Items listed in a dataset
========================================================================

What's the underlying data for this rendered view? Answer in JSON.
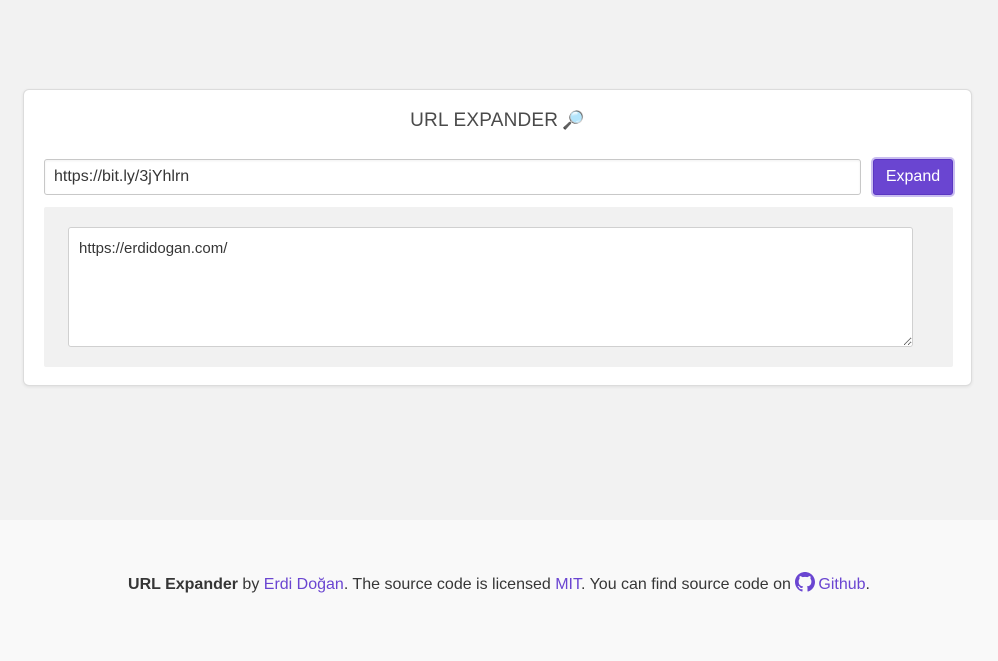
{
  "app": {
    "title": "URL EXPANDER",
    "title_icon": "magnifier-emoji"
  },
  "form": {
    "url_value": "https://bit.ly/3jYhlrn",
    "expand_label": "Expand"
  },
  "result": {
    "expanded_url": "https://erdidogan.com/"
  },
  "footer": {
    "app_name": "URL Expander",
    "by_text": " by ",
    "author": "Erdi Doğan",
    "license_text": ". The source code is licensed ",
    "license": "MIT",
    "source_text": ". You can find source code on ",
    "github_label": "Github",
    "end_text": ".",
    "github_icon": "github-icon"
  },
  "colors": {
    "accent": "#6a45d1",
    "background": "#f2f2f2",
    "footer_background": "#f9f9f9"
  }
}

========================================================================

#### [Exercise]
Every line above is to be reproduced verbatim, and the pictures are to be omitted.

#### [Written reply]
What's the underlying data for this rendered view? Answer in JSON.
{
  "app": {
    "title": "URL EXPANDER",
    "title_icon": "magnifier-emoji"
  },
  "form": {
    "url_value": "https://bit.ly/3jYhlrn",
    "expand_label": "Expand"
  },
  "result": {
    "expanded_url": "https://erdidogan.com/"
  },
  "footer": {
    "app_name": "URL Expander",
    "by_text": " by ",
    "author": "Erdi Doğan",
    "license_text": ". The source code is licensed ",
    "license": "MIT",
    "source_text": ". You can find source code on ",
    "github_label": "Github",
    "end_text": ".",
    "github_icon": "github-icon"
  },
  "colors": {
    "accent": "#6a45d1",
    "background": "#f2f2f2",
    "footer_background": "#f9f9f9"
  }
}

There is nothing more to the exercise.